Sometimes, Merrick would get creative and come up with indoor training sessions. She transformed her basement into a mini gym for weight lifting, bodyweight workouts, and cardiovascular sessions on the treadmill. Once again, it was only when she felt out of breath that she would pick up the ball and start juggling in her basement. Here, her touch had to be especially clean to avoid damaging the furniture around her.
Today, Merrick recognizes how that individual training built in her the confidence that she needed to compete for, and earn, a starting spot in the Courage’s formation. Her career’s professional debut coincided with her team’s first game in the 2020 NWSL Challenge Cup in Sandy, Utah on July 27. She vividly remembers how she was “beyond nervous” and how she, a center-back her whole career, was now taking up the right full-back position in the Courage’s 4-2-2-2 starting line-up.
“The biggest difference [in playing right full-back] is that there is more running and you have to be technically better in different areas,” she said. “Like crossing and taking players in one-versus-one situations on the endline.”
While she looks forward to running up and down the right flank again in the NWSL Fall Series beginning Friday, September 11, Merrick is now more concerned with playing a key role in the conversation about social issues affecting the country. As a Black professional athlete, she feels the obligation to contribute to the ongoing quest for change in the social justice system.
“As a Black player, it is part of my responsibility to set an example,” she said. “It is our job to be the voice of the people that maybe don't feel as comfortable speaking up.”
Merrick believes that female professional athletes should take advantage of the spotlight provided by the NWSL and sees the league as a powerful means to amplify the message.
“It would almost be dumb to not use our platform,” she said. “People are looking at us, kids are watching at us.”

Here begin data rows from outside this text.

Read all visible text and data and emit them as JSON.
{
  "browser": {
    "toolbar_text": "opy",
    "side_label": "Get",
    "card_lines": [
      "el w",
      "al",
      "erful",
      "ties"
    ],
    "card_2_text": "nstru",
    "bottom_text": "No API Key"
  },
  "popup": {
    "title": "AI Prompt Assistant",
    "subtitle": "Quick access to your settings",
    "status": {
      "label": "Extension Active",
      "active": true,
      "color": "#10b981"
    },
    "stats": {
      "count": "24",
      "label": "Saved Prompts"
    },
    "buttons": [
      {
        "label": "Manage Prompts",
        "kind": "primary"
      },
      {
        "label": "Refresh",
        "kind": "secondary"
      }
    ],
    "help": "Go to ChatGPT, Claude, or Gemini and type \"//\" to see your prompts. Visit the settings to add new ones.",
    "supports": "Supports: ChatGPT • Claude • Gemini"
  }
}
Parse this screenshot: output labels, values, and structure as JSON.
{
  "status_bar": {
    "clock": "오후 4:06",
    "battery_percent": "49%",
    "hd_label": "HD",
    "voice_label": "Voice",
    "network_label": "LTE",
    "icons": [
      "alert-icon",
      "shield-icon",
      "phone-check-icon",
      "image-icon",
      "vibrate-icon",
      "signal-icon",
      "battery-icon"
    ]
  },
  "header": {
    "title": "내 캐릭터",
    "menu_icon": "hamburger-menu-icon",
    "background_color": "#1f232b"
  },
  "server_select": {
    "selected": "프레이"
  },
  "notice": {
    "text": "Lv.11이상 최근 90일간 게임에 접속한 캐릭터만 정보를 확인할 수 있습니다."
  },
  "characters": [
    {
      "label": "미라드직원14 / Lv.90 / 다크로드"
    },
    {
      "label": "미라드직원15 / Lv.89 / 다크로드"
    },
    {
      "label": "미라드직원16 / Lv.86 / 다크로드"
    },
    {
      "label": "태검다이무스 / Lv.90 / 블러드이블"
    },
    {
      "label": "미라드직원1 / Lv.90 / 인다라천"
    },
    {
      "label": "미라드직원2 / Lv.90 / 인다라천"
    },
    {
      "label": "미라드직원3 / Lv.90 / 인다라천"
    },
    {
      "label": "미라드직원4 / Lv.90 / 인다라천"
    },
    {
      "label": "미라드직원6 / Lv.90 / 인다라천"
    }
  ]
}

Adversities seem to motivate Merrick rather than bringing her down. Just like she did at the Courage, she is deeply committed to turning another inconvenient situation into a favorable one.
Original article here!